### Problem to solve
Please reproduce every entry, keeping each one exact.

### Data supplied
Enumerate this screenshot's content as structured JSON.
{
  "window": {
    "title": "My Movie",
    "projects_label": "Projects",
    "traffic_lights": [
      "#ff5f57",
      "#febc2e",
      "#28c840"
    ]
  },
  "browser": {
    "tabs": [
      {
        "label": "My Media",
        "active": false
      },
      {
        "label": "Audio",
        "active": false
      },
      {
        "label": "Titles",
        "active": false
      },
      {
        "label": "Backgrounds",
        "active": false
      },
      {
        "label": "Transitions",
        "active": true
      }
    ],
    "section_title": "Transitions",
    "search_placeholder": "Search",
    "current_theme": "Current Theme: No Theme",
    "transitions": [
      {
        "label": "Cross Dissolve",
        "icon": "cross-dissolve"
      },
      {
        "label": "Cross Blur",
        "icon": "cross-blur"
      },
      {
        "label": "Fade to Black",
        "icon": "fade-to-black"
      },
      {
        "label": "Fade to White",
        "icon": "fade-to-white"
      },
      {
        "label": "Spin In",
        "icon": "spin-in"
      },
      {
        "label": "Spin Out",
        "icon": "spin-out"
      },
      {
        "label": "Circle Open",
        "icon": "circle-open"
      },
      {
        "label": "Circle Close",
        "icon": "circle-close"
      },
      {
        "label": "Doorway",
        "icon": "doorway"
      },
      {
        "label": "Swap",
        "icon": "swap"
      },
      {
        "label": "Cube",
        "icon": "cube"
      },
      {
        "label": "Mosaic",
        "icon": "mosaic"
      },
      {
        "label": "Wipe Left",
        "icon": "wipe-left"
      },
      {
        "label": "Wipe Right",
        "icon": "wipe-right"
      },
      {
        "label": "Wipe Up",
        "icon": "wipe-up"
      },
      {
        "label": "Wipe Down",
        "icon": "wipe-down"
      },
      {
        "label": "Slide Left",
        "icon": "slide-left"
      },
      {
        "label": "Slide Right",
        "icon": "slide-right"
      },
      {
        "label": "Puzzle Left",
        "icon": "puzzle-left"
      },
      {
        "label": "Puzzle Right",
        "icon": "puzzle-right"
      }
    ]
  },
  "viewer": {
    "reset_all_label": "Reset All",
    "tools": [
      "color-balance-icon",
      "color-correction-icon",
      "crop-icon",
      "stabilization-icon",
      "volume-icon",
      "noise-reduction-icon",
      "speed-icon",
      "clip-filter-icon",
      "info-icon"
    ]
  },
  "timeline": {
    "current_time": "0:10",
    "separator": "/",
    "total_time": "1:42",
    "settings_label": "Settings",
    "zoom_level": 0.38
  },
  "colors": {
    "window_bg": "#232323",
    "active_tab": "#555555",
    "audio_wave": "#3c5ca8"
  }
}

### Exercise output
Enumerate this screenshot's content as structured JSON.
{
  "window": {
    "title": "My Movie",
    "projects_label": "Projects",
    "traffic_lights": [
      "#ff5f57",
      "#febc2e",
      "#28c840"
    ]
  },
  "browser": {
    "tabs": [
      {
        "label": "My Media",
        "active": false
      },
      {
        "label": "Audio",
        "active": false
      },
      {
        "label": "Titles",
        "active": false
      },
      {
        "label": "Backgrounds",
        "active": false
      },
      {
        "label": "Transitions",
        "active": true
      }
    ],
    "section_title": "Transitions",
    "search_placeholder": "Search",
    "current_theme": "Current Theme: No Theme",
    "transitions": [
      {
        "label": "Cross Dissolve",
        "icon": "cross-dissolve"
      },
      {
        "label": "Cross Blur",
        "icon": "cross-blur"
      },
      {
        "label": "Fade to Black",
        "icon": "fade-to-black"
      },
      {
        "label": "Fade to White",
        "icon": "fade-to-white"
      },
      {
        "label": "Spin In",
        "icon": "spin-in"
      },
      {
        "label": "Spin Out",
        "icon": "spin-out"
      },
      {
        "label": "Circle Open",
        "icon": "circle-open"
      },
      {
        "label": "Circle Close",
        "icon": "circle-close"
      },
      {
        "label": "Doorway",
        "icon": "doorway"
      },
      {
        "label": "Swap",
        "icon": "swap"
      },
      {
        "label": "Cube",
        "icon": "cube"
      },
      {
        "label": "Mosaic",
        "icon": "mosaic"
      },
      {
        "label": "Wipe Left",
        "icon": "wipe-left"
      },
      {
        "label": "Wipe Right",
        "icon": "wipe-right"
      },
      {
        "label": "Wipe Up",
        "icon": "wipe-up"
      },
      {
        "label": "Wipe Down",
        "icon": "wipe-down"
      },
      {
        "label": "Slide Left",
        "icon": "slide-left"
      },
      {
        "label": "Slide Right",
        "icon": "slide-right"
      },
      {
        "label": "Puzzle Left",
        "icon": "puzzle-left"
      },
      {
        "label": "Puzzle Right",
        "icon": "puzzle-right"
      }
    ]
  },
  "viewer": {
    "reset_all_label": "Reset All",
    "tools": [
      "color-balance-icon",
      "color-correction-icon",
      "crop-icon",
      "stabilization-icon",
      "volume-icon",
      "noise-reduction-icon",
      "speed-icon",
      "clip-filter-icon",
      "info-icon"
    ]
  },
  "timeline": {
    "current_time": "0:10",
    "separator": "/",
    "total_time": "1:42",
    "settings_label": "Settings",
    "zoom_level": 0.38
  },
  "colors": {
    "window_bg": "#232323",
    "active_tab": "#555555",
    "audio_wave": "#3c5ca8"
  }
}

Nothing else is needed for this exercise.